- “The state registers no gain toward its declared goals when it separates children from the custody of fit parents.”
- Although the state’s goal is to provide the child with a permanent home . . . the parens patriae interest favors preservation, not severance, of natural familial bonds.”
- “The parent is not afforded the same protections to which she would have been entitled if the state, rather than a third party, had opposed reinstatement.” This refers to state law protections.
These are points the Connecticut Supreme Court made. Some of them are correct points and some of them are twisted points. Many of them depend on the particular state statutes at issue. They do not go nearly as far as we believe federal law and the federal constitution demand. (If you want to read the Palmer’s winning arguments for child custody coaches, pro se parents, and attorneys, that have proven time and time again to be the correct arguments, and that Attorneys General and State Supreme Courts are starting to confirm all over the United States click here.)
Your Attorney is not Providing These Protections When Your Litigation Involves the Other Parent. You are entitled to these protections.
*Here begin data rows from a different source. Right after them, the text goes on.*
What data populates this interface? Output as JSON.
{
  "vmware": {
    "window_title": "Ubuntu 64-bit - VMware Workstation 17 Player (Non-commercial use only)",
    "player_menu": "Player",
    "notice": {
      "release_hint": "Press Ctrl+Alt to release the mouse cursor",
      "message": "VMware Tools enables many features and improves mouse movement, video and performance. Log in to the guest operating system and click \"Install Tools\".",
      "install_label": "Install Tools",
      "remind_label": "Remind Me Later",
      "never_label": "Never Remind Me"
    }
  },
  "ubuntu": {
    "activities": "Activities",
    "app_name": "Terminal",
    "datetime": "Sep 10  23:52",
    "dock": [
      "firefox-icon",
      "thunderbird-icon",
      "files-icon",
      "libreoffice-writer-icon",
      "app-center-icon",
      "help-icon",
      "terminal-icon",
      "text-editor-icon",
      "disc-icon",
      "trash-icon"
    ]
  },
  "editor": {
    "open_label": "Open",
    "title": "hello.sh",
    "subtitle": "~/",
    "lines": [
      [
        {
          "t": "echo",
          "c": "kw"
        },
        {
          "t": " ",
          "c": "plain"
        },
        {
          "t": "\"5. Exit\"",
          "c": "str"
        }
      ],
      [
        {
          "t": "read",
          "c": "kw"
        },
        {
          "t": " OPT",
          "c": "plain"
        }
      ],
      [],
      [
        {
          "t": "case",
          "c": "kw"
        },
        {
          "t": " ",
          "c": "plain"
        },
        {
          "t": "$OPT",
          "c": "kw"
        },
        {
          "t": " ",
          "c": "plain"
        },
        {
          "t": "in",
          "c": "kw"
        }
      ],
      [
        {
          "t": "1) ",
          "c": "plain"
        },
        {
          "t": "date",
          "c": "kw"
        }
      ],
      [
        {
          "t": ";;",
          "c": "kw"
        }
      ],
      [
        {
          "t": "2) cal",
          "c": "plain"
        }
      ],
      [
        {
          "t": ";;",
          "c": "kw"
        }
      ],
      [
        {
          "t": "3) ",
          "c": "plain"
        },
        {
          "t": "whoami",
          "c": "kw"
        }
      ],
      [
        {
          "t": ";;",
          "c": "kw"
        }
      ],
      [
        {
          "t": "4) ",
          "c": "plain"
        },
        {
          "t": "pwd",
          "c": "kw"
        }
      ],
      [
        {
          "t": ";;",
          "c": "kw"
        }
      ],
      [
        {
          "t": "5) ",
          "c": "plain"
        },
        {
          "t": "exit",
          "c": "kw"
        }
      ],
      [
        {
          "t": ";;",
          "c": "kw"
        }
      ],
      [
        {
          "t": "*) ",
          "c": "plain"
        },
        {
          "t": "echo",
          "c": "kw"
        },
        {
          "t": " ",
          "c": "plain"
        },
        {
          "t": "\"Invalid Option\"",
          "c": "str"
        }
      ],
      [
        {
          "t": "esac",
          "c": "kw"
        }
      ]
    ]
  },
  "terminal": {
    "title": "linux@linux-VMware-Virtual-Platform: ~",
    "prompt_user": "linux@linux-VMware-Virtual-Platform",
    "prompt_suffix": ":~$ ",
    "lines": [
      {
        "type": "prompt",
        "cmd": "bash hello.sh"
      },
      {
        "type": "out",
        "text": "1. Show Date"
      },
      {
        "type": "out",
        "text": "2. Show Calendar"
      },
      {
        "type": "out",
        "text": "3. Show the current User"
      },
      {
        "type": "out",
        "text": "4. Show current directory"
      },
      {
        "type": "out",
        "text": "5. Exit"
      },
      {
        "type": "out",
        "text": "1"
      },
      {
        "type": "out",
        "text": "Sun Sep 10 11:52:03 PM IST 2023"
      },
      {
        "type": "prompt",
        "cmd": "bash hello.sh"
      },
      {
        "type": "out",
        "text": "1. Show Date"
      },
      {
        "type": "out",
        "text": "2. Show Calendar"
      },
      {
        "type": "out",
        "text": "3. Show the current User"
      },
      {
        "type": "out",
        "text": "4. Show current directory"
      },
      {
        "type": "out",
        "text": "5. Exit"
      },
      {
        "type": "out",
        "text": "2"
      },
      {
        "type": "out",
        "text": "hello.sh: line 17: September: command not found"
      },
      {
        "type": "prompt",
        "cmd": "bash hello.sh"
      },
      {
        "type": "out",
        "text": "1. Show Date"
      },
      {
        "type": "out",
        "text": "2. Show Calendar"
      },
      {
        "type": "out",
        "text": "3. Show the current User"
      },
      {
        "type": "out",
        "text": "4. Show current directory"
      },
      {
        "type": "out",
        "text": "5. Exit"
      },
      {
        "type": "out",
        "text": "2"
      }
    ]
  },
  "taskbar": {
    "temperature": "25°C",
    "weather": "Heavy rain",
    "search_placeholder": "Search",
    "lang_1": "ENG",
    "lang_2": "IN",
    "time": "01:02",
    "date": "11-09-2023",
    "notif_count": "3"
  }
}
However, over time, the states have found ways to make excuses about why you don’t get them and about why your child does not get them. They instead become an adversary against you while they wield all of their state resources at you and pretend that they are not a part of the litigation. Your pocketbook will say otherwise.
When you find yourself having to pay for court-appointed so-called experts (expert at stealing your child through fabricated and twisted, mixed up bad reasoning and subjective logic, your own attorneys, and other experts to prove other personal and private decisions that are far from reaching the threshold of what the court should actually be involved in, you will also find yourself bankrupted not only financially but also emotionally. It is usually then that we hear from parents like you. And it doesn’t matter whether you are middle class or a millionaire, they will just set the amount they can spend with you to the level of earning and assets you have available. Your case becomes nothing more than a transfer of wealth. You and your child lose in this scenario. They don’t want to apply these rights to you and your child not because the other party is the other parent, but because they wouldn’t be able to spend your money.
If you need a deeper understanding regarding your parental rights, and need some more help understanding how to get the maximum protection you are entitled, we teach winning parental rights arguments that the states have slowly begun to warm up to and apply. There is plenty here to help you. If you just need to learn how you can protect yourself with constitutional rights see our books, “NOT in the Child’s Best Interest“, “Beginner’s Guide to Family Law,” our motions packages , and our online classes and membership, for a deeper understanding.)
NOTE: We go into more depth and breadth on these topics in our books, motions, online courses and membership. There are areas in this Connecticut case that were not argued properly. It is our belief that the justices in this court did this in order to try and preserve their best interest of the child statutory scheme. We maintain that the best interest of the child scheme is corrupt and when constitutional principles are applied properly fails the test for being used in any case involving fit parents. There is no reason for litigation over matters the court has not properly been triggered to apply itself.